Workplace personality assessments provide businesses with information on an employee’s behavioural style and how it is likely to impact their performance at work. These reports can benefit managers and assist them at building and developing effective teams.”


David Martins, Senior Manager of the Invoice to Cash Team – let everyone see you’re human

“New managers tend to believe that any sign of weakness will undermine their authority. Team members are looking for signs that you are authentic as a leader and they need to know you also make mistakes. Instead of hiding or avoiding your mistakes, admit them up front and use them as teaching moments. Your humility will give you the respect of your direct reports”. 

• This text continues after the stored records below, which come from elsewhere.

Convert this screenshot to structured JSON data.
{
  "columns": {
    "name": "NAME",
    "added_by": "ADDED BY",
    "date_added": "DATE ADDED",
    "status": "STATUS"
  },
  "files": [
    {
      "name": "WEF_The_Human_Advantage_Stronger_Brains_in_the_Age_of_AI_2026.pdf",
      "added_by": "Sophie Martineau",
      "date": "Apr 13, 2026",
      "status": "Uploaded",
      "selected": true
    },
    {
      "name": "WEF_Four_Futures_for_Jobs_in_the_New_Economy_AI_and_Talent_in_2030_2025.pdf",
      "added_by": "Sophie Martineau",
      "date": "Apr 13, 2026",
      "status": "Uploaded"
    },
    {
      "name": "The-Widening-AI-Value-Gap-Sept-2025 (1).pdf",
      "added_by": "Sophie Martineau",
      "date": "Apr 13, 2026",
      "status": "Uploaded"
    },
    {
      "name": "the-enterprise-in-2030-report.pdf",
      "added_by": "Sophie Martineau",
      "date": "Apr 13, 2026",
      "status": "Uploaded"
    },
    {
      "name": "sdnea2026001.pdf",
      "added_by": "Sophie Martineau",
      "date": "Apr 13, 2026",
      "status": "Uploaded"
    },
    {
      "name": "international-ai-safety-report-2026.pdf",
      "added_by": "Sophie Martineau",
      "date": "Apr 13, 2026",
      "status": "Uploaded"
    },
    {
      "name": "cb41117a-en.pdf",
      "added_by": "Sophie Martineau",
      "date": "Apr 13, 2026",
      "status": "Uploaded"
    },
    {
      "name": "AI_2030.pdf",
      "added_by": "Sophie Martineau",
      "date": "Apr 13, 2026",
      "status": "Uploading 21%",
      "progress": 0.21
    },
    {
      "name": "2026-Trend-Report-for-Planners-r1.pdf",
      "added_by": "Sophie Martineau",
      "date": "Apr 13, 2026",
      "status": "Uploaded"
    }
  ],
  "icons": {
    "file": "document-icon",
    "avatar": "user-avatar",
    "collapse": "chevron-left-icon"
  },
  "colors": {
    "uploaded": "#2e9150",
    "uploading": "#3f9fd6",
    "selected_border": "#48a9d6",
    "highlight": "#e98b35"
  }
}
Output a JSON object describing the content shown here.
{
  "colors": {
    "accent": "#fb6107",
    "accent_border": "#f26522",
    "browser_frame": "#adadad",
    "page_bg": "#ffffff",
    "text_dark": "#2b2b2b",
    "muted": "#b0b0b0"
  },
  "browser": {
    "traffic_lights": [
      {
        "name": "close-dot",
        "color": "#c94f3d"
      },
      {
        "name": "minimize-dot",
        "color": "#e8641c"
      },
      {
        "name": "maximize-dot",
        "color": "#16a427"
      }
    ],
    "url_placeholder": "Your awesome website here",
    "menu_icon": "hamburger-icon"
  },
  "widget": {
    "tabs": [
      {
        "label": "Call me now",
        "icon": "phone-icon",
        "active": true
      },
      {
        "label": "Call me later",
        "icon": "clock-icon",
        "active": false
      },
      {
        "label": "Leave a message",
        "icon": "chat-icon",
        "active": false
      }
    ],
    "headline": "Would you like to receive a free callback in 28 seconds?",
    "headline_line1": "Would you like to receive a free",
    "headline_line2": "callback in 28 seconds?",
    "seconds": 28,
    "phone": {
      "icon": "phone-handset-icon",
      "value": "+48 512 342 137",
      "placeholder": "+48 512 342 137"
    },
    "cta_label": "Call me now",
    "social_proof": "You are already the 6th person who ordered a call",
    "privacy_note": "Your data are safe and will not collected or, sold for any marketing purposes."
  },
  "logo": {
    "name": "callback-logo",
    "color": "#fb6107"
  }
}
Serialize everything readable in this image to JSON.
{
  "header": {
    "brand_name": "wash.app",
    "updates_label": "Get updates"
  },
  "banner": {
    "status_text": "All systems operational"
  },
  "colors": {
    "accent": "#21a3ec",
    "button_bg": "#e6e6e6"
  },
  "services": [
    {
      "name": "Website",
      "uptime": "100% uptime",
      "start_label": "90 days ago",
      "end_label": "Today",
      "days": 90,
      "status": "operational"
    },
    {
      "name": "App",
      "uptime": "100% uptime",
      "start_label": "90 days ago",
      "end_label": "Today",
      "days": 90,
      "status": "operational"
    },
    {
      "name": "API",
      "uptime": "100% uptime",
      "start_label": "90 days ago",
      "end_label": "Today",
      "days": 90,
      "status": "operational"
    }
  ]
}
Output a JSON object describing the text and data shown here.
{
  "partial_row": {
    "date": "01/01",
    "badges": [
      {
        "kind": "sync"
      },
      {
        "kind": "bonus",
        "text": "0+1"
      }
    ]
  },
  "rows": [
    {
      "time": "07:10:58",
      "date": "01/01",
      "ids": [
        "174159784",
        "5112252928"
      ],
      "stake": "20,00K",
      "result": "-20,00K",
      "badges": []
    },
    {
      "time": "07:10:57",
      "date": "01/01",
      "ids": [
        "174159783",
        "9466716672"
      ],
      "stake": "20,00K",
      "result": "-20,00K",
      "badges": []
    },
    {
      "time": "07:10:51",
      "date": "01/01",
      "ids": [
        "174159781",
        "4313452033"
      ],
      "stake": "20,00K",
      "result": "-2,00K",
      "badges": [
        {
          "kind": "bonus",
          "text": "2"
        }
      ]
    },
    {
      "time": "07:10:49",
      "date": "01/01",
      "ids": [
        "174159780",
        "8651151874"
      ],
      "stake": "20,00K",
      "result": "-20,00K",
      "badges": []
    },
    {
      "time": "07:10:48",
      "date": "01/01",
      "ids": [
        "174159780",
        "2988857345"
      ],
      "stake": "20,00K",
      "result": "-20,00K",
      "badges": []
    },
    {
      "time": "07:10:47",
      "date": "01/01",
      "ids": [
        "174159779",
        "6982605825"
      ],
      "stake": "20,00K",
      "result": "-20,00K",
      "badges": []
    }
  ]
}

Lauren Redmond, Associate Director of Office Support Recruitment Team – create an open & honest environment

“My top tip would be to ensure you create an open and honest environment where the team know where they stand and what is expected of them.

This is very important to ensure everyone’s success, not just your own as a manager. I feel my ability to listen wholeheartedly has really helped me develop as a manager. It creates trust amongst my direct reports and a strong level of loyalty and commitment to do their best each day.

This level of engagement creates mutual respect. It’s also important to not take yourself too seriously when appropriate of course. I may be a manager but I’m still a normal person “.


Gillian Owens, Senior Manager of our Marketing Team – treat your team equally

“A positive outlook, fairness and a sense of humour are essential skills in a new manager. It’s crucial for a new manager to treat all team members equally, a positive attitude is contagious in a team. A sense of humour is also vital. It brings the team together and helps resolve tensions. When everyone is working hard it’s great to also have a laugh!”


Ben McShane, Director, Cpl Financial Services – lead by example

“It is so important to constantly lead by example. Set the highest standards in terms of professionalism and work ethic and always look to improve.

It’s important to ensure everyone has a voice, that they are listened to and that everyone knows we are in it together.

Constant catch-ups with your staff are also important, people’s situations constantly change, what once was important to someone could change within a month or 2”.


Libby Kelly, Director, Cpl Technology – give honest feedback, good & bad

“Give honest feedback, as a manager you need to coach your team. If they have done a good job tell them but equally if you feel they could have handled a situation better, ask them how they feel it went. Tell them where improvements could be made and what will work better next time.”


Daryl Buggle, Associate Director, Cpl Galway – celebrate the small wins

“Take time to understand the culture and practices of the business. Get your hands dirty with the daily tasks your team execute to properly understand their challenges. With this knowledge, you can introduce incremental changes and set agreed goals for everyone to work towards. Celebrate the small wins on your journey towards longer-term goals”.


Susan Deegan, Manager of our Supply Chain recruitment team – don’t be afraid to be vulnerable

“Don’t be afraid to be vulnerable.  It’s ok to say you don’t have all the answers.  Work with your team to seek their advice and expertise.  Then together agree on the best way forward.”

To be a successful manager be transparent with your team and take the time to get know each of them properly – their personalities, their strengths and weaknesses and their communication style.

Make time to look after yourself too. You’re no good to anyone if you’re stressed and overwhelmed. Although you are the boss it’s important to ask for help and have your own advisor or mentor.

In a Cpl survey last year 29% of respondents cited good colleagues as their main source of happiness at work, while a bad manager was the third top source of unhappiness.

Relationships at work matter. Being a good manager is something that needs to develop daily – it’s not always easy but it’s achievable and incredibly rewarding.

If you’re interested in joining the Cpl team get in touch – we have a range of opportunities available. Looking for a managerial job outside of Cpl? We have 100s of manager roles available across almost every industry.